ISSN 1911-2173


Pselaphinae Latreille 1802
  Figure 1.4.1 Rybaxis mystica (Casey), below, Adranes lecontei Brendel, top right, Euplectus silvicolus Chandler, top left. 9.15.1 Batrisodes lineaticollis (Aube), male. 9.15.2 Tyrus semiruber Casey, male, found under pine bark. 9.15.3 Ceophyllus monilis LeConte, male, found on a freshly cut pine stump. 9.15.4 Ctenisodes piceus (LeConte), male, found under a rock.    


Most Pselaphinae are distinctive for their body shape (9.15.1) where the elytra and abdomen appear as an ‘apical section’, which is always distinctly wider than the head and pronotum (Fig. 1.4.1). In a few genera (Fig. 1.4.1, top left), the body is more linear in shape but these groups always have deep pits on the head, pronotum and elytral base, and always have clubbed antennae (Fig.1.4.1). All tarsi possess three segments. Pselaphinae loosely resemble the Scydmaeninae in body outline but the elytra of pselaphines are shorter and do not cover most of the abdomen. Pselaphinae are widely distributed in North America.

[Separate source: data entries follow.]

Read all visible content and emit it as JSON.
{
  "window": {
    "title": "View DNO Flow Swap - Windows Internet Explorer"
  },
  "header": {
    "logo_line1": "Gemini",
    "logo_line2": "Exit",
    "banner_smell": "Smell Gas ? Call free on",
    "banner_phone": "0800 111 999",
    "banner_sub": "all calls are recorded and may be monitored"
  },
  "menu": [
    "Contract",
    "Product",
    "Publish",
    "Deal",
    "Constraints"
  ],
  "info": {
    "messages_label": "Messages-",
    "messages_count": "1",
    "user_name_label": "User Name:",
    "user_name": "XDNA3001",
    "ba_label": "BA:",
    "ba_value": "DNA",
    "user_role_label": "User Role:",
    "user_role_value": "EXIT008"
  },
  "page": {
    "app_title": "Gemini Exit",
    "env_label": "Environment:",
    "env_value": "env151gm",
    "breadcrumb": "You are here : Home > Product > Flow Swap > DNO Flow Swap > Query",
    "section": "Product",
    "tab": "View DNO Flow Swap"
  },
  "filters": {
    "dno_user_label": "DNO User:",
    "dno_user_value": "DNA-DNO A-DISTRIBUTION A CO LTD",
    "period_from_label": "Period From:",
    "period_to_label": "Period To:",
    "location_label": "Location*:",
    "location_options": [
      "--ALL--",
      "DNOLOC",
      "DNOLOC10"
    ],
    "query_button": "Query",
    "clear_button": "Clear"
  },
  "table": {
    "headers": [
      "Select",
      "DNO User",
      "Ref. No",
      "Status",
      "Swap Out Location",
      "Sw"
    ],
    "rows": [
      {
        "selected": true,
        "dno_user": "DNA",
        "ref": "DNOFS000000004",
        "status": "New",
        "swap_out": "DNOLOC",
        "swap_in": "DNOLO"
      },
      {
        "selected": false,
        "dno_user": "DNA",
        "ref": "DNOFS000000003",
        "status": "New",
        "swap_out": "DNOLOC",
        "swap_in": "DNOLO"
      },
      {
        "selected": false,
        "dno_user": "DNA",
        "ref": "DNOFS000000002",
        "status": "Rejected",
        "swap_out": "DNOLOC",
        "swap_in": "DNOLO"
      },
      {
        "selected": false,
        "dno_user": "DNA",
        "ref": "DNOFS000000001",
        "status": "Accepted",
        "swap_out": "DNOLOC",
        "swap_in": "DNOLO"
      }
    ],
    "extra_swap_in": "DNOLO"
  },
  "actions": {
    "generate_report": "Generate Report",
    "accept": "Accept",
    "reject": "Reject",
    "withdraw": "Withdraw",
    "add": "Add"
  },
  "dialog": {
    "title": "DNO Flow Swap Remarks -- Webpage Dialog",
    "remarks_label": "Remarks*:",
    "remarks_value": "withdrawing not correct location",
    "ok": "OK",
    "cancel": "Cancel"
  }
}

A great diversity of pselaphines can be collected in damp, forested microhabitats, and wetlands, especially if the debris is removed, sifted, and processed in a Berlese funnel. They are sometimes collected at lights. Various favoured microhabitats include leaf litter, flood debris, under bark (Fig. 9.15.2), grass clumps, in rotten logs or stumps (9.15.3), treeholes, in Sphagnum, and under stones (Fig. 9.15.4). Many species live occasionally or exclusively in the nests of ants and termites, feeding on the host larvae or engaging in trophallaxis with the host ants themselves (Akre and Hill 1973). All pselaphines are predators; mostly of small arthropods such as springtails and mites but the myrmecophilous and termitophilous species derive nutrients from their host colonies (see above).